Listed records:
####################

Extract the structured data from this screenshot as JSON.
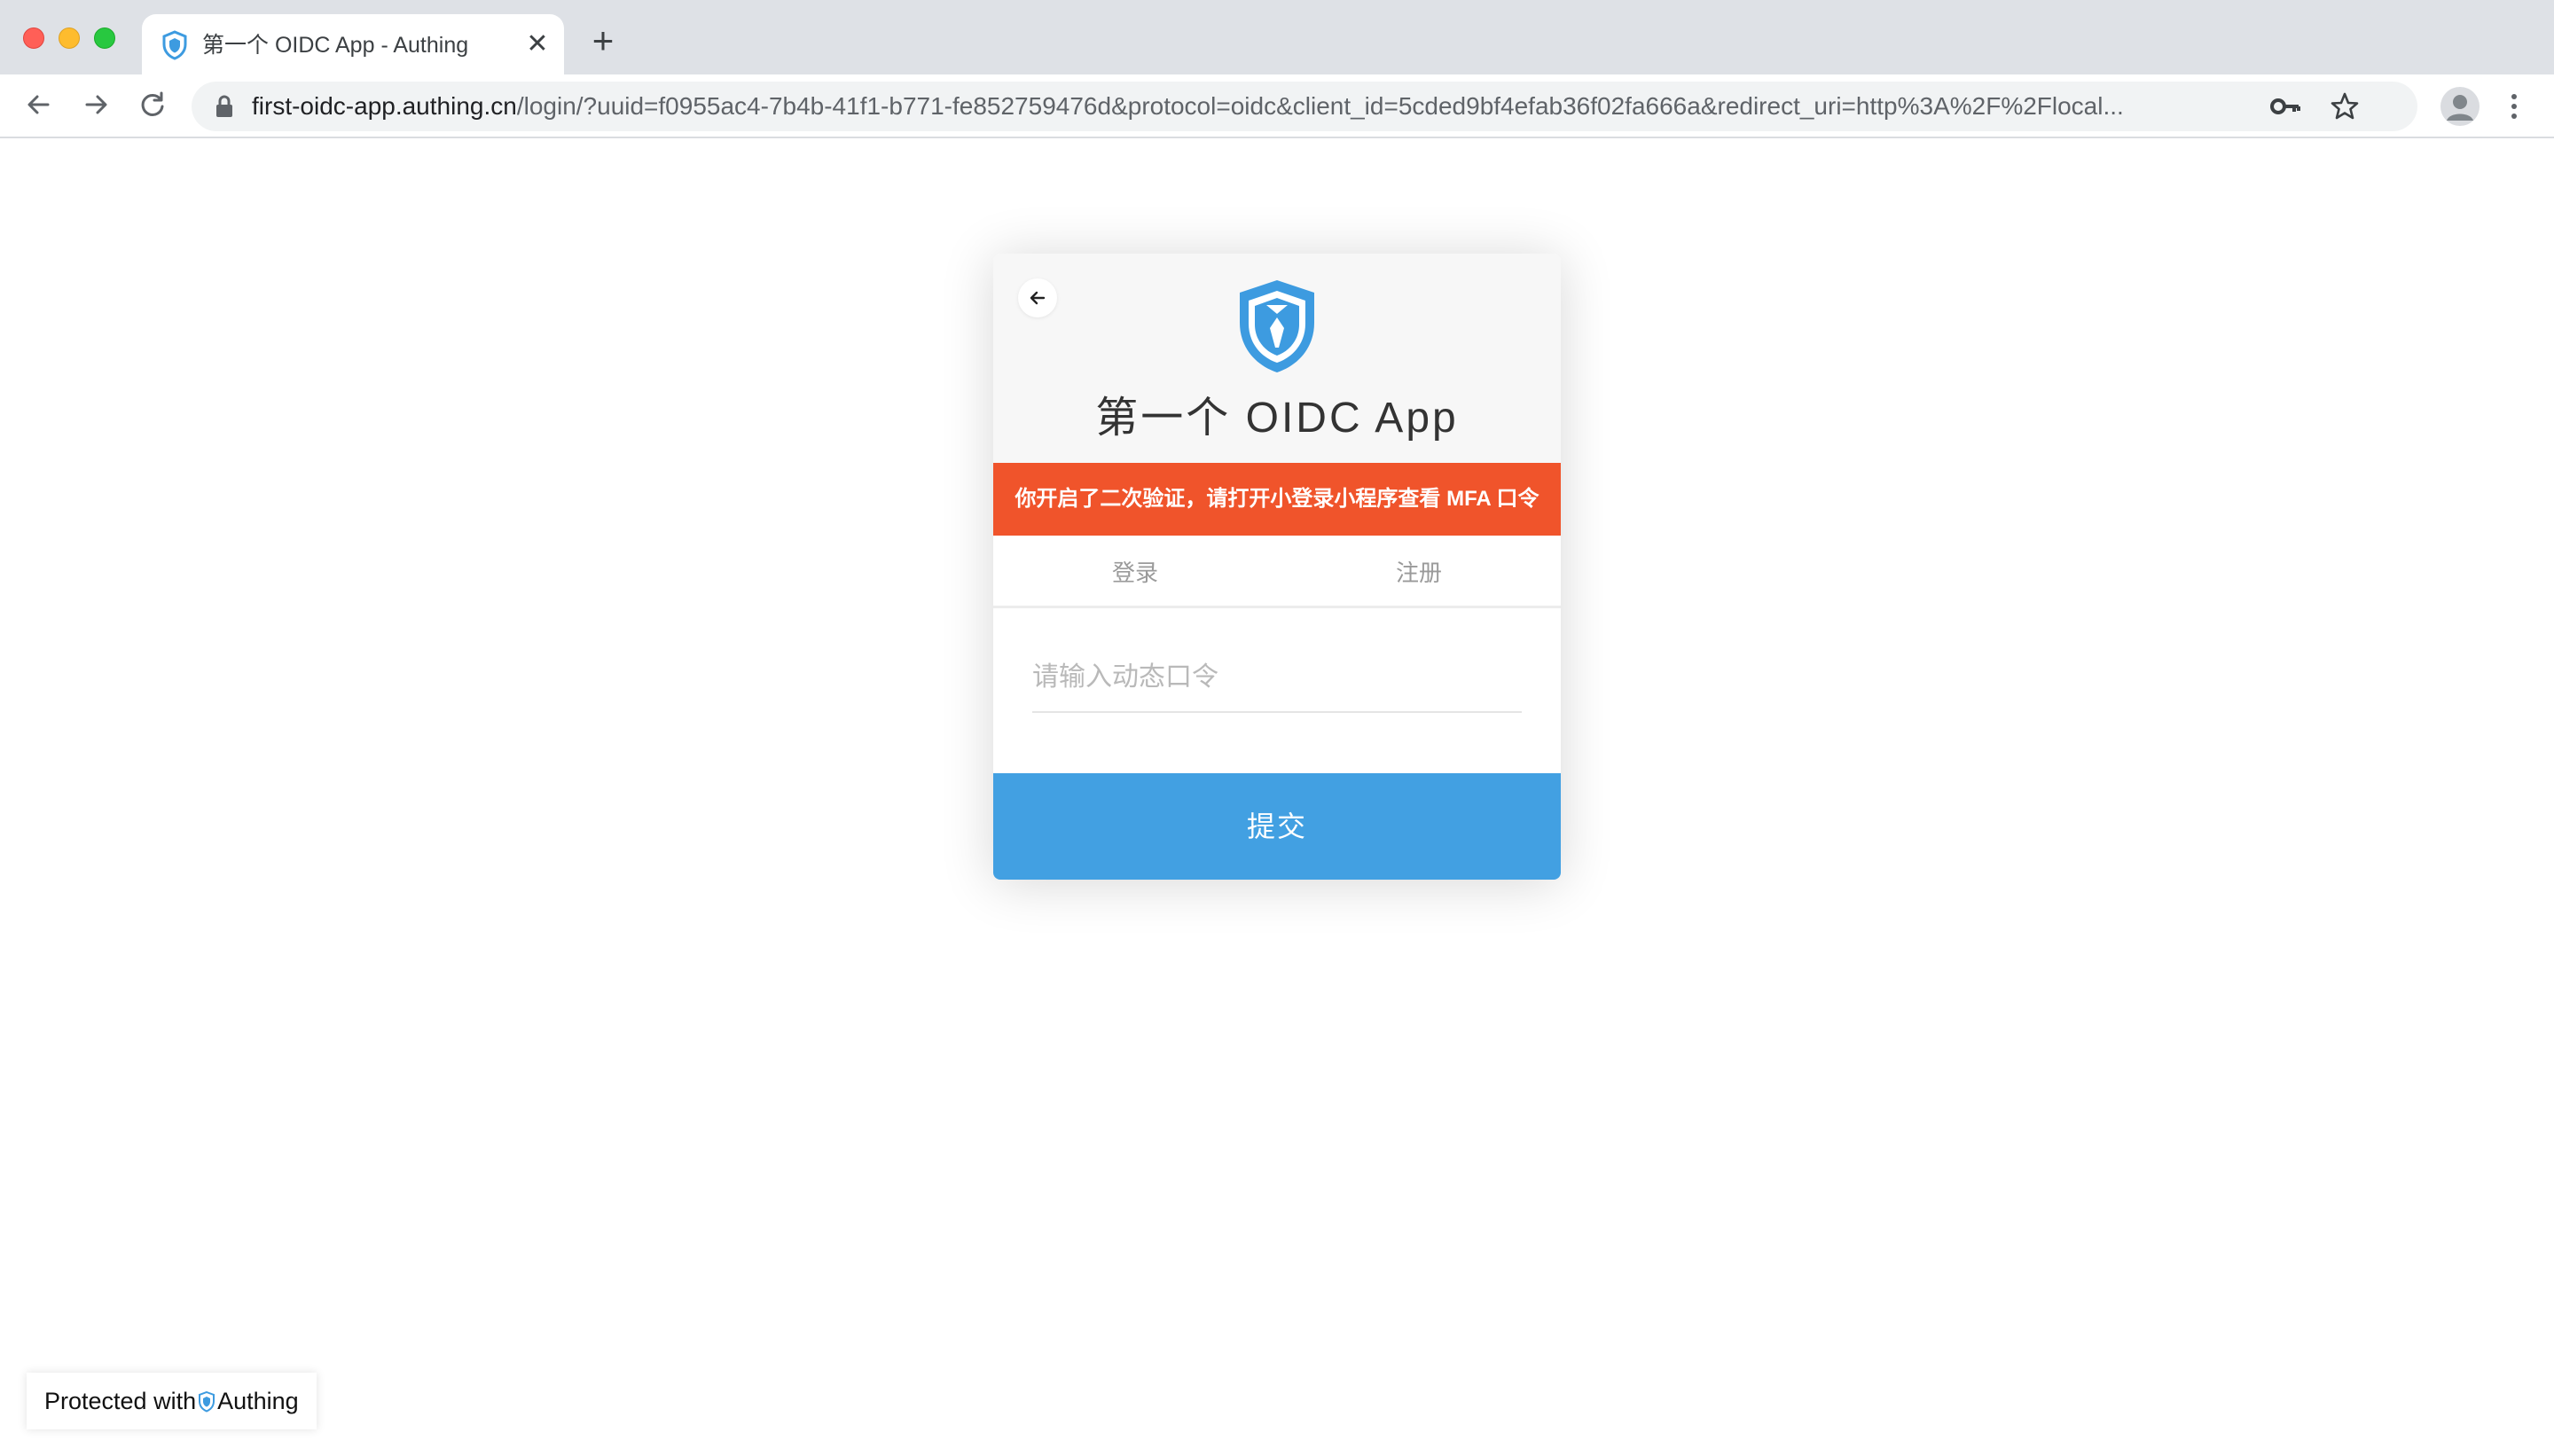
{
  "browser": {
    "tab_title": "第一个 OIDC App - Authing",
    "tab_close": "✕",
    "new_tab": "+",
    "url_host": "first-oidc-app.authing.cn",
    "url_path": "/login/?uuid=f0955ac4-7b4b-41f1-b771-fe852759476d&protocol=oidc&client_id=5cded9bf4efab36f02fa666a&redirect_uri=http%3A%2F%2Flocal..."
  },
  "login": {
    "app_title": "第一个 OIDC App",
    "alert": "你开启了二次验证，请打开小登录小程序查看 MFA 口令",
    "tabs": [
      "登录",
      "注册"
    ],
    "otp_placeholder": "请输入动态口令",
    "submit_label": "提交"
  },
  "footer": {
    "protected_prefix": "Protected with",
    "brand": "Authing"
  },
  "colors": {
    "alert": "#f0542b",
    "primary": "#42a0e2",
    "shield": "#3d9be0"
  }
}
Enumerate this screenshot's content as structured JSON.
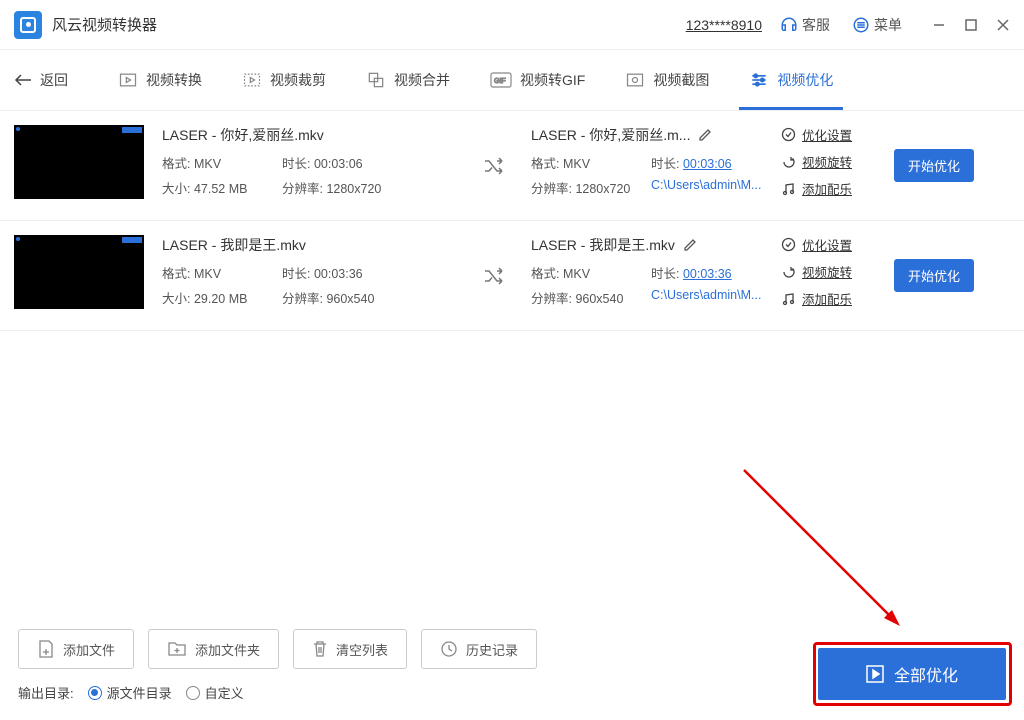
{
  "header": {
    "app_title": "风云视频转换器",
    "user_id": "123****8910",
    "support": "客服",
    "menu": "菜单"
  },
  "toolbar": {
    "back": "返回",
    "tabs": {
      "convert": "视频转换",
      "crop": "视频裁剪",
      "merge": "视频合并",
      "gif": "视频转GIF",
      "screenshot": "视频截图",
      "optimize": "视频优化"
    }
  },
  "files": [
    {
      "name": "LASER - 你好,爱丽丝.mkv",
      "format_label": "格式:",
      "format": "MKV",
      "duration_label": "时长:",
      "duration": "00:03:06",
      "size_label": "大小:",
      "size": "47.52 MB",
      "res_label": "分辨率:",
      "res": "1280x720",
      "out_name": "LASER - 你好,爱丽丝.m...",
      "out_format": "MKV",
      "out_duration": "00:03:06",
      "out_res": "1280x720",
      "out_path": "C:\\Users\\admin\\M..."
    },
    {
      "name": "LASER - 我即是王.mkv",
      "format_label": "格式:",
      "format": "MKV",
      "duration_label": "时长:",
      "duration": "00:03:36",
      "size_label": "大小:",
      "size": "29.20 MB",
      "res_label": "分辨率:",
      "res": "960x540",
      "out_name": "LASER - 我即是王.mkv",
      "out_format": "MKV",
      "out_duration": "00:03:36",
      "out_res": "960x540",
      "out_path": "C:\\Users\\admin\\M..."
    }
  ],
  "options": {
    "settings": "优化设置",
    "rotate": "视频旋转",
    "music": "添加配乐"
  },
  "buttons": {
    "start": "开始优化",
    "add_file": "添加文件",
    "add_folder": "添加文件夹",
    "clear": "清空列表",
    "history": "历史记录",
    "optimize_all": "全部优化"
  },
  "output": {
    "label": "输出目录:",
    "source": "源文件目录",
    "custom": "自定义"
  }
}
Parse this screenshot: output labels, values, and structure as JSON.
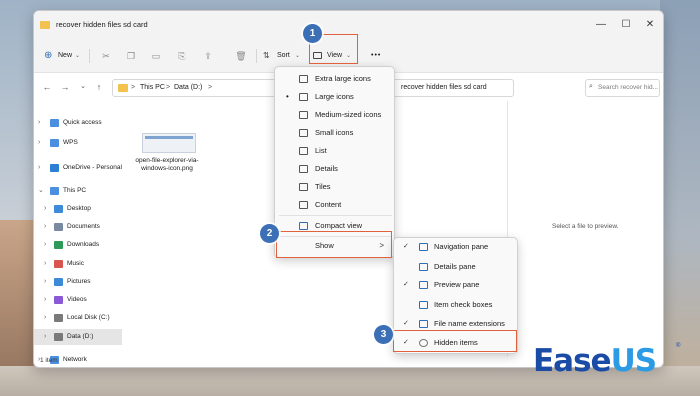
{
  "window": {
    "title": "recover hidden files sd card"
  },
  "window_controls": {
    "minimize": "—",
    "maximize": "☐",
    "close": "✕"
  },
  "toolbar": {
    "new_label": "New",
    "sort_label": "Sort",
    "view_label": "View",
    "more": "•••"
  },
  "address": {
    "segments": [
      "This PC",
      "Data (D:)",
      "recover hidden files sd card"
    ],
    "separator": ">",
    "search_placeholder": "Search recover hid..."
  },
  "sidebar": {
    "items": [
      {
        "label": "Quick access",
        "color": "#4a8fe0"
      },
      {
        "label": "WPS",
        "color": "#4a8fe0"
      },
      {
        "label": "OneDrive - Personal",
        "color": "#2d7fd6"
      },
      {
        "label": "This PC",
        "color": "#4a8fe0"
      },
      {
        "label": "Desktop",
        "color": "#3d8bd8"
      },
      {
        "label": "Documents",
        "color": "#7a8aa0"
      },
      {
        "label": "Downloads",
        "color": "#2d9a5a"
      },
      {
        "label": "Music",
        "color": "#d9534f"
      },
      {
        "label": "Pictures",
        "color": "#3d8bd8"
      },
      {
        "label": "Videos",
        "color": "#8a5ad6"
      },
      {
        "label": "Local Disk (C:)",
        "color": "#7a7a7a"
      },
      {
        "label": "Data (D:)",
        "color": "#7a7a7a"
      },
      {
        "label": "Network",
        "color": "#4a8fe0"
      }
    ]
  },
  "content": {
    "file_label": "open-file-explorer-via-windows-icon.png"
  },
  "preview": {
    "message": "Select a file to preview."
  },
  "status": {
    "count": "1 item"
  },
  "view_menu": {
    "items": [
      {
        "label": "Extra large icons",
        "bullet": ""
      },
      {
        "label": "Large icons",
        "bullet": "•"
      },
      {
        "label": "Medium-sized icons",
        "bullet": ""
      },
      {
        "label": "Small icons",
        "bullet": ""
      },
      {
        "label": "List",
        "bullet": ""
      },
      {
        "label": "Details",
        "bullet": ""
      },
      {
        "label": "Tiles",
        "bullet": ""
      },
      {
        "label": "Content",
        "bullet": ""
      },
      {
        "label": "Compact view",
        "bullet": ""
      },
      {
        "label": "Show",
        "bullet": ""
      }
    ],
    "submenu_arrow": ">"
  },
  "show_submenu": {
    "items": [
      {
        "label": "Navigation pane",
        "checked": "✓"
      },
      {
        "label": "Details pane",
        "checked": ""
      },
      {
        "label": "Preview pane",
        "checked": "✓"
      },
      {
        "label": "Item check boxes",
        "checked": ""
      },
      {
        "label": "File name extensions",
        "checked": "✓"
      },
      {
        "label": "Hidden items",
        "checked": "✓"
      }
    ]
  },
  "steps": [
    "1",
    "2",
    "3"
  ],
  "logo": {
    "part1": "Ease",
    "part2": "US",
    "mark": "®"
  },
  "colors": {
    "accent": "#e0613a",
    "step_badge": "#3b6fb6",
    "logo_dark": "#1a4ba6",
    "logo_light": "#2b9be6"
  }
}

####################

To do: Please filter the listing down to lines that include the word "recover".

Exercise solution:
    "title": "recover hidden files sd card"
      "recover hidden files sd card"
    "search_placeholder": "Search recover hid..."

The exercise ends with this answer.